Armament was the heart of any battleship of the period. Caio Duilio fielded 13 x 12" (305mm) guns as its primary battery, these held in five total turrets, two forward, two aft and one amidships. The furthest forward and aft turrets displayed three guns apiece with the inner pairing showcasing two guns. The center turret was given a three-gunned arrangement. There were 6" (152mm) guns spread about the ship to act as secondary armament, mainly surrounding the forward and aft superstructures.13 x 3" (76mm) guns were also carried for shorter-ranged work. Another 6 x 76mm guns were reserved for point defense against aircraft attacks and, as was customary for warships of the period, 3 x 450mm (18") torpedo tubes were installed.
Armor protection ranged from 10" at the belt to 11" at the primary gun turrets. The deck was protected in nearly 4" of armor and the conning tower carried 11" inches of armor plating.
With the outbreak of war, the Italian Navy would be called to protect Italian and Allied interests across the Mediterranean with a particular eye towards the Austro-Hungarian fleet. However, with the enemy fleet displaying little inclination to leave its protected port, Caio Duilio managed just four wartime patrols and no direct action in the whole of the war.

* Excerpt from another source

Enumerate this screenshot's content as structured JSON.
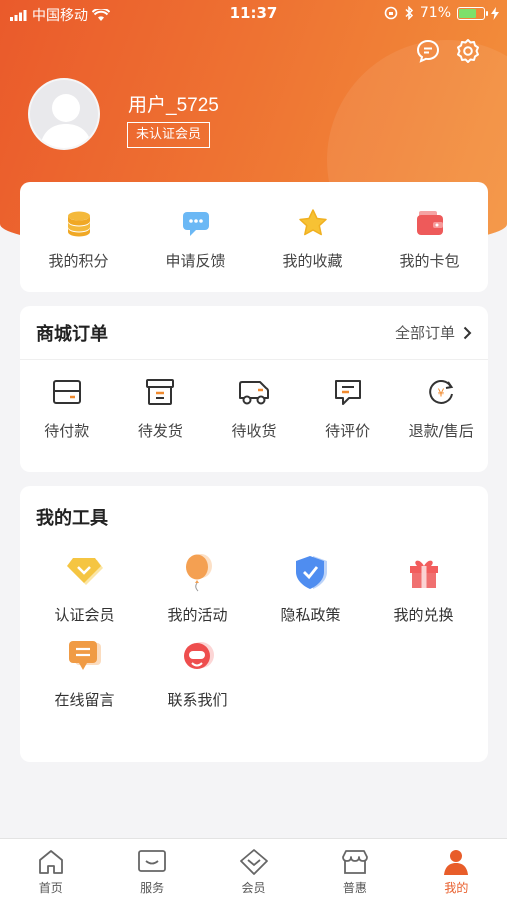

The warship's next notable service arrived with participation in the Russian Civil War (1917-1923). She sailed the Black Sea in support of the "White Russians" before returning to Taranto. Once there, she was placed in reserve and not reactivated until 1920. In late 1923, one of her No.3 turret magazines detonated forcing repairs at La Spezia and the work kept her laid up until April 1928. From March until June 1930, Caio Duilio was refitted and placed back in reserve during August 1932, made flagship of the Italian Reserve Fleet the following year. She later entered into a reconstruction effort to help modernize the design and this work lasted from March 1937 until July 1940.
World War 2 had befallen Europe and Caio Duilio would prove a critical component to Italian prowess in the Mediterranean. Her first war patrol was on August 31st, 1940 and several attempts to run down a British force failed so she took refuge at Taranto. Caio Duilio was present in the harbor on November 10th - 11t, 1940 when the British fleet launched their surprise attack (Battle of Taranto). She took a torpedo to her side but was saved when the vessel was pushed to shallower ground. She was floated in January 1941 and moved to Genoa for repairs. Genoa harbor then came under attack from the British but Caio Duilio survived unscathed. She reported back for service on May 16th, 1941 (Taranto).
Several convoy support sorties followed but shortages of marine fuel and oil led her to be placed in reserve during 1942. She lay in Taranto harbor until the Italian surrender of September 1943 and then was moved with the rest of the Italian fleet to Malta. She returned to Italian waters during June 1944 but managed no further impact on the war. Caio Duilio finished her career in service with the Italian Navy during the immediate post-war years. In 1953 she was retired and stricken from the Naval Register in September 1956. Stripped of her war-making usefulness, her hulk was scrapped in 1957.